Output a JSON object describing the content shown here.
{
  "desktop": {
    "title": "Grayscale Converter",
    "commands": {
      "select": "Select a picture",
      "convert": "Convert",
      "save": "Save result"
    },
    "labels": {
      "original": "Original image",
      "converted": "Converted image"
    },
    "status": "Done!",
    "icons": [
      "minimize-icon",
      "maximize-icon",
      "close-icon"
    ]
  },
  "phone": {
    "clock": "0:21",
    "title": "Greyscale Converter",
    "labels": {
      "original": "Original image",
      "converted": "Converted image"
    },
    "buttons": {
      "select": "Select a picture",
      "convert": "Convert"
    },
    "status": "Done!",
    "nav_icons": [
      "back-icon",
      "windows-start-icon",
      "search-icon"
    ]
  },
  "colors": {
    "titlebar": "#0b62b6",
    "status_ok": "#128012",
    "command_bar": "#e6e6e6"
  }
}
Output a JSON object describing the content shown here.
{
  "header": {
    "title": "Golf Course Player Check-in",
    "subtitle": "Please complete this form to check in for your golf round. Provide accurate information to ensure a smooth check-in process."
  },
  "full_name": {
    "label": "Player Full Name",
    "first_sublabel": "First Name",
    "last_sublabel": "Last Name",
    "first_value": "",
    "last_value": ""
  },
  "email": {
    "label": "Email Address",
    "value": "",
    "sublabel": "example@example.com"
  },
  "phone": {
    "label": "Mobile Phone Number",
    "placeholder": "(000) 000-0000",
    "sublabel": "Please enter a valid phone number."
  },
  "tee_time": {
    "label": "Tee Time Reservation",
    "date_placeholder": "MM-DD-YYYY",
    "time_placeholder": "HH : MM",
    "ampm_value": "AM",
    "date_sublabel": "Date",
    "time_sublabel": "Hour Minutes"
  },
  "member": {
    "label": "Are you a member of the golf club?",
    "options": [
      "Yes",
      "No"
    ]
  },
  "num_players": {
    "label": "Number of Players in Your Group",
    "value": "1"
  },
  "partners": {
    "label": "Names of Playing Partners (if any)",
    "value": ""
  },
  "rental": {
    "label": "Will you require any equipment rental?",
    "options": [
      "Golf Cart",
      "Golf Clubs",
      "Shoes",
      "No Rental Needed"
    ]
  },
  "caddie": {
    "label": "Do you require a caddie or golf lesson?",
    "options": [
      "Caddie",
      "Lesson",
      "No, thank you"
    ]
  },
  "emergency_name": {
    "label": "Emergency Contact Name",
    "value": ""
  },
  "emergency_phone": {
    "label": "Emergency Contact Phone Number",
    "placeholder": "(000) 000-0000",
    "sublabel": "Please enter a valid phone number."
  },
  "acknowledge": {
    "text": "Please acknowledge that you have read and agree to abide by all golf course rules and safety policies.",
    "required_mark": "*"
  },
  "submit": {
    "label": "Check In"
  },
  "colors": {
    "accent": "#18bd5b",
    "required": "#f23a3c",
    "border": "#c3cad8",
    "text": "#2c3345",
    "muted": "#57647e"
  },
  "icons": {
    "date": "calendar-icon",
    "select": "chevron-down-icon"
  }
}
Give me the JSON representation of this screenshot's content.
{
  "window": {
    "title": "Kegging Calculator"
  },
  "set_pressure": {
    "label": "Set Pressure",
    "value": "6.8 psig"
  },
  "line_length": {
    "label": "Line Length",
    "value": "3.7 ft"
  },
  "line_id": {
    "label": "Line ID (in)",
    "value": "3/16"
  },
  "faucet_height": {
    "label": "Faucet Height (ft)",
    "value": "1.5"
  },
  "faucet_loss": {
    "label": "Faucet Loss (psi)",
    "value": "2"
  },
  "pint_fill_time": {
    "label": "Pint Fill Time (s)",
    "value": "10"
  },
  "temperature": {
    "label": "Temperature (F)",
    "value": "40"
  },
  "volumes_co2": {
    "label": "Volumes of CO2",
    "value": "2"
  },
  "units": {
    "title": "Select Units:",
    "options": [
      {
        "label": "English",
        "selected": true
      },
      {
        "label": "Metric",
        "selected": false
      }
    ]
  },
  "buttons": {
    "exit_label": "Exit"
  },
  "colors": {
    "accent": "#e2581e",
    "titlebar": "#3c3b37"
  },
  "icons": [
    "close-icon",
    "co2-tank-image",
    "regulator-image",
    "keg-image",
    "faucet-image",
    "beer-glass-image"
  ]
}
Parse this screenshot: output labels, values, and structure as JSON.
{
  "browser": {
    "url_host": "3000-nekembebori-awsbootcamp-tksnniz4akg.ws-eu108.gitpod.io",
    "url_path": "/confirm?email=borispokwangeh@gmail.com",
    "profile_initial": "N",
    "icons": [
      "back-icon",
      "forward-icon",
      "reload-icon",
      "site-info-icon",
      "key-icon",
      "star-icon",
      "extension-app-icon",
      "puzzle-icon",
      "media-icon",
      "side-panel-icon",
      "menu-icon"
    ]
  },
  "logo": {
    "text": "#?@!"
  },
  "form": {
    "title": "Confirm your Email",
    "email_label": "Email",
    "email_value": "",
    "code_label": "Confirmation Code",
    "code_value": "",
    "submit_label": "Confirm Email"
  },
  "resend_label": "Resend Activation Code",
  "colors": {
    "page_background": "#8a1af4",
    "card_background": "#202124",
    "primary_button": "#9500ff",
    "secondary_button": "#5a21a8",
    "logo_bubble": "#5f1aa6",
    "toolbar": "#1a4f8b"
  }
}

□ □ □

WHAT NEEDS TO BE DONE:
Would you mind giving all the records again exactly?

SOLUTION FOR THIS EXERCISE:
Output a JSON object describing the content shown here.
{
  "desktop": {
    "title": "Grayscale Converter",
    "commands": {
      "select": "Select a picture",
      "convert": "Convert",
      "save": "Save result"
    },
    "labels": {
      "original": "Original image",
      "converted": "Converted image"
    },
    "status": "Done!",
    "icons": [
      "minimize-icon",
      "maximize-icon",
      "close-icon"
    ]
  },
  "phone": {
    "clock": "0:21",
    "title": "Greyscale Converter",
    "labels": {
      "original": "Original image",
      "converted": "Converted image"
    },
    "buttons": {
      "select": "Select a picture",
      "convert": "Convert"
    },
    "status": "Done!",
    "nav_icons": [
      "back-icon",
      "windows-start-icon",
      "search-icon"
    ]
  },
  "colors": {
    "titlebar": "#0b62b6",
    "status_ok": "#128012",
    "command_bar": "#e6e6e6"
  }
}
Output a JSON object describing the content shown here.
{
  "header": {
    "title": "Golf Course Player Check-in",
    "subtitle": "Please complete this form to check in for your golf round. Provide accurate information to ensure a smooth check-in process."
  },
  "full_name": {
    "label": "Player Full Name",
    "first_sublabel": "First Name",
    "last_sublabel": "Last Name",
    "first_value": "",
    "last_value": ""
  },
  "email": {
    "label": "Email Address",
    "value": "",
    "sublabel": "example@example.com"
  },
  "phone": {
    "label": "Mobile Phone Number",
    "placeholder": "(000) 000-0000",
    "sublabel": "Please enter a valid phone number."
  },
  "tee_time": {
    "label": "Tee Time Reservation",
    "date_placeholder": "MM-DD-YYYY",
    "time_placeholder": "HH : MM",
    "ampm_value": "AM",
    "date_sublabel": "Date",
    "time_sublabel": "Hour Minutes"
  },
  "member": {
    "label": "Are you a member of the golf club?",
    "options": [
      "Yes",
      "No"
    ]
  },
  "num_players": {
    "label": "Number of Players in Your Group",
    "value": "1"
  },
  "partners": {
    "label": "Names of Playing Partners (if any)",
    "value": ""
  },
  "rental": {
    "label": "Will you require any equipment rental?",
    "options": [
      "Golf Cart",
      "Golf Clubs",
      "Shoes",
      "No Rental Needed"
    ]
  },
  "caddie": {
    "label": "Do you require a caddie or golf lesson?",
    "options": [
      "Caddie",
      "Lesson",
      "No, thank you"
    ]
  },
  "emergency_name": {
    "label": "Emergency Contact Name",
    "value": ""
  },
  "emergency_phone": {
    "label": "Emergency Contact Phone Number",
    "placeholder": "(000) 000-0000",
    "sublabel": "Please enter a valid phone number."
  },
  "acknowledge": {
    "text": "Please acknowledge that you have read and agree to abide by all golf course rules and safety policies.",
    "required_mark": "*"
  },
  "submit": {
    "label": "Check In"
  },
  "colors": {
    "accent": "#18bd5b",
    "required": "#f23a3c",
    "border": "#c3cad8",
    "text": "#2c3345",
    "muted": "#57647e"
  },
  "icons": {
    "date": "calendar-icon",
    "select": "chevron-down-icon"
  }
}
Give me the JSON representation of this screenshot's content.
{
  "window": {
    "title": "Kegging Calculator"
  },
  "set_pressure": {
    "label": "Set Pressure",
    "value": "6.8 psig"
  },
  "line_length": {
    "label": "Line Length",
    "value": "3.7 ft"
  },
  "line_id": {
    "label": "Line ID (in)",
    "value": "3/16"
  },
  "faucet_height": {
    "label": "Faucet Height (ft)",
    "value": "1.5"
  },
  "faucet_loss": {
    "label": "Faucet Loss (psi)",
    "value": "2"
  },
  "pint_fill_time": {
    "label": "Pint Fill Time (s)",
    "value": "10"
  },
  "temperature": {
    "label": "Temperature (F)",
    "value": "40"
  },
  "volumes_co2": {
    "label": "Volumes of CO2",
    "value": "2"
  },
  "units": {
    "title": "Select Units:",
    "options": [
      {
        "label": "English",
        "selected": true
      },
      {
        "label": "Metric",
        "selected": false
      }
    ]
  },
  "buttons": {
    "exit_label": "Exit"
  },
  "colors": {
    "accent": "#e2581e",
    "titlebar": "#3c3b37"
  },
  "icons": [
    "close-icon",
    "co2-tank-image",
    "regulator-image",
    "keg-image",
    "faucet-image",
    "beer-glass-image"
  ]
}
Parse this screenshot: output labels, values, and structure as JSON.
{
  "browser": {
    "url_host": "3000-nekembebori-awsbootcamp-tksnniz4akg.ws-eu108.gitpod.io",
    "url_path": "/confirm?email=borispokwangeh@gmail.com",
    "profile_initial": "N",
    "icons": [
      "back-icon",
      "forward-icon",
      "reload-icon",
      "site-info-icon",
      "key-icon",
      "star-icon",
      "extension-app-icon",
      "puzzle-icon",
      "media-icon",
      "side-panel-icon",
      "menu-icon"
    ]
  },
  "logo": {
    "text": "#?@!"
  },
  "form": {
    "title": "Confirm your Email",
    "email_label": "Email",
    "email_value": "",
    "code_label": "Confirmation Code",
    "code_value": "",
    "submit_label": "Confirm Email"
  },
  "resend_label": "Resend Activation Code",
  "colors": {
    "page_background": "#8a1af4",
    "card_background": "#202124",
    "primary_button": "#9500ff",
    "secondary_button": "#5a21a8",
    "logo_bubble": "#5f1aa6",
    "toolbar": "#1a4f8b"
  }
}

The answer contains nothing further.